Business volunteers help young people to talk about mental health and wellbeing

Business volunteers help young people to talk about mental health and wellbeing

Published on: 
Friday, 20 April 2018

In Islington, an estimated 3,190 children and young people aged 5-16 are living with a mental health condition. That is around a third higher than the national average (Source: Camden and Islington Public Health). As part of our ongoing commitment to supporting organisations focused on mental health, BIG Alliance is proud to have worked on a number of successful mental wellbeing projects in recent months. February 1st marked Time to Talk Day and the theme this year was ‘Wherever you are, talk about mental health’. To mark this, Islington Council’s Health and Wellbeing Team, who are funded by Public Health, collaborated with BIG Alliance to run a campaign with Key Stage 2, 3, and 4 pupils across Islington to discover what they think a mentally healthy school looks like.

BIG Alliance sourced a total of 17 volunteers from Expedia Group, MUFG, and Bolt Burdon Solicitors to facilitate focused discussions in 11 Islington schools. As well as giving time for pupils to discuss how the school environment can support and promote mental wellbeing, the 30 minute sessions provided volunteers the opportunity to improve their understanding of mental wellbeing and the challenges facing young people today.

Lil Fahy, Mental Health Improvement Advisor at Islington Council, spoke highly of what BIG Alliance was able to bring to the campaign:

“It was fantastic to partner with BIG Alliance on this campaign, and to see such enthusiasm from business volunteers who gave their time to volunteer in schools. The schools jumped at the opportunity to have someone come in and discuss with pupils what a mentally healthy school looks like. Linking with BIG Alliance broadened our reach and meant that over 1,000 children and young people in Islington were talking about mental wellbeing.”

Feedback from volunteers was also overwhelmingly positive, with one saying:

“I really enjoyed going into the classroom and talking to the children and hearing their ideas ... their imaginations are incredible. It was great to hear the children talk so openly about their feelings and good ways of dealing with them. It made me aware of more of how important it is to discuss mental health at such a young age."

Another volunteer appreciated the opportunity to step outside of the office and engage with local young people, saying:

"It was great to get out of my normal day-to-day routine and comfort zone and talk to kids about something that is important for all of us. It was fantastic to hear the children’s point of view and to know that I contributed in having them think about mental wellbeing."

The campaign culminated in a competition where pupils were invited to answer the question ‘What does a mentally healthy school look like?’ Responses were submitted in written, spoken or visual form and the judges from across the teams who took part are currently choosing the winners with a celebration event planned in May.

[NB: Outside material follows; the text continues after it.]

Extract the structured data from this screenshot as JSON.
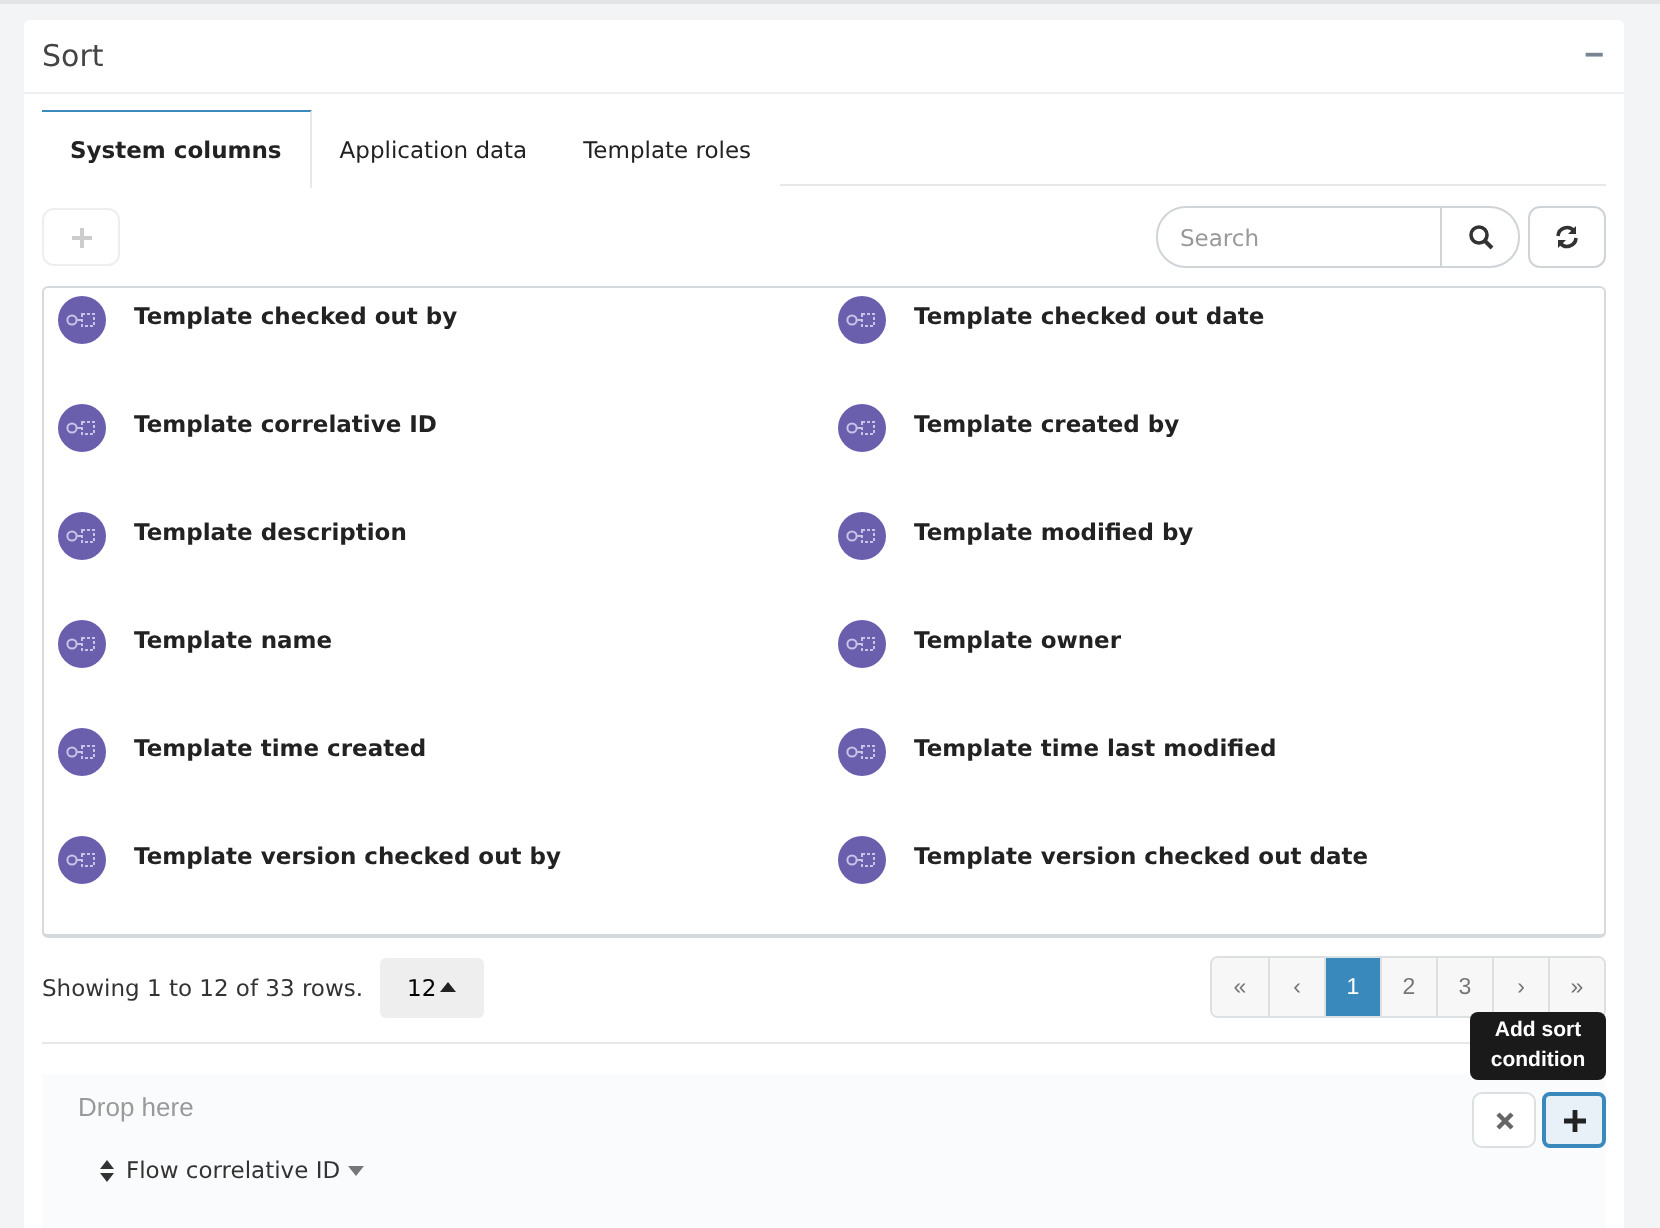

To find out more about BIG Alliance’s work in the community and how to get involved, please email